For three years, the Yorkshire five-piece – made up of two sets of siblings – have been tearing up the underground, a buzz and a whiff of excitement following them wherever they go. It was not hard to see why: first was the music – wild riffing, technical metal, berserk changes of mood and direction, with thrills, spills and much else in between. Then there was the performance: the band would be in the crowd, flat on their backs, howling, screaming, kicking and fighting; they might have been second on at a dingy south London pub, but they were always both playing to a thousand people and for only themselves. And lastly there was Becca Macintyre, the band’s singer and sister to guitarist Sam and drummer Josh. She has long possessed a voice to both chill spines and set hair on end, a bewildering ability to effortlessly move from tenderness to out-and-out wail. It’s hard to think of someone who has done it so well since Skin was at her peak in Skunk Anansie.

Fortunately all that early promise, all that energy and dynamism, is all still there on their debut album. After signing to Roadrunner and spending an age making their debut, it could so easily have become overthought, overproduced, or even overindulged. But on The Weird And Wonderful Marmozets they manage (just about) to resist the urge to jerk in a thousand directions at once, and instead deliver a record of divergent moods, near tactile textures and widespread ambition without ever spreading themselves too thin.

That said, they’re at their best when they’re at their simplest. Hit The Wave allows Macintyre’s voice to take centre stage as she moves from breathy ethereality into aggression and then from melancholy into triumph over guitars that might sound like Biffy Clyro one minute, then something entirely different the next. Back To Me is another, slower, more epic piece of rock writing: chiming guitars echo with pathos before a vocal that is defiant and strong. These are the songs that may take them to a wider audience and more mainstream success. Cry, which closes the album, is another slow one that tingles emotions before metallic guitars stab it in the heart.

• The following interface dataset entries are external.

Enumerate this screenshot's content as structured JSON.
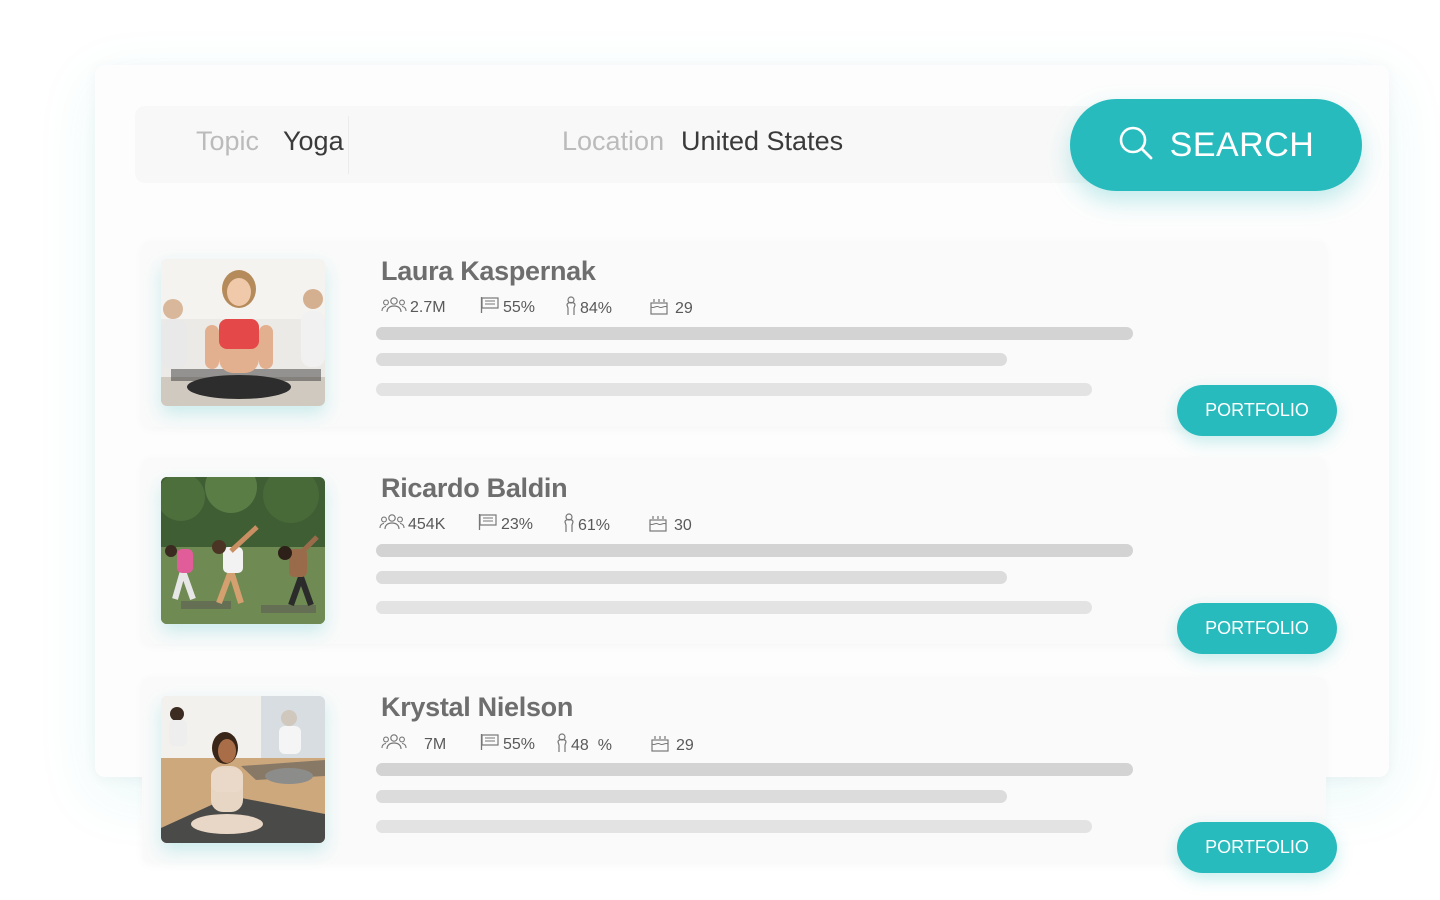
{
  "search": {
    "topic_label": "Topic",
    "topic_value": "Yoga",
    "location_label": "Location",
    "location_value": "United States",
    "button_label": "SEARCH"
  },
  "influencers": [
    {
      "name": "Laura Kaspernak",
      "followers": "2.7M",
      "country_pct": "55%",
      "gender_pct": "84%",
      "age": "29",
      "button_label": "PORTFOLIO"
    },
    {
      "name": "Ricardo Baldin",
      "followers": "454K",
      "country_pct": "23%",
      "gender_pct": "61%",
      "age": "30",
      "button_label": "PORTFOLIO"
    },
    {
      "name": "Krystal Nielson",
      "followers": "7M",
      "country_pct": "55%",
      "gender_pct": "48  %",
      "age": "29",
      "button_label": "PORTFOLIO"
    }
  ],
  "colors": {
    "accent": "#28bbbd",
    "name_text": "#6e6e6e",
    "placeholder": "#d3d3d3"
  },
  "icons": [
    "search-icon",
    "followers-icon",
    "flag-icon",
    "gender-icon",
    "cake-icon"
  ]
}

But that’s to pick the spine-tinglers only. The band’s reputation was hardly built on songs like these and it’s in the pounding, jerky and angry opener Born Young And Free that they announce that they’re not only a band with ideas but they are also able to deliver a soaring chorus and a brilliant melody that lodges instantly. Why Do You Hate Me? is another, this one built on a winding riff that instantly dissolves into something more propulsive. And there are plenty more Is It Horrible? is a belter, Love You Good is an out-and-out banger, while Move, Shake, Hide alternates between being something you would only ever listen to at full volume to being something you sing along to at top volume.

There are times it doesn’t quite work so well – Vibe Tech, perhaps, is too much of the old tech-metal wildness, a song to show off techniques rather than one to be enjoyed by a listener – but that’s a minor bad note to what is an ambitious but sensationally realised debut.

Tom Bryant

Tom Bryant is The Guardian's deputy digital editor. The author of The True Lives Of My Chemical Romance: The Definitive Biography, he has written for Kerrang!, Q, MOJO, The Guardian, the Daily Mail, The Mirror, the BBC, Huck magazine, the londonpaper and Debrett's - during the course of which he has been attacked by the Red Hot Chili Peppers' bass player and accused of starting a riot with The Prodigy. Though not when writing for Debrett's.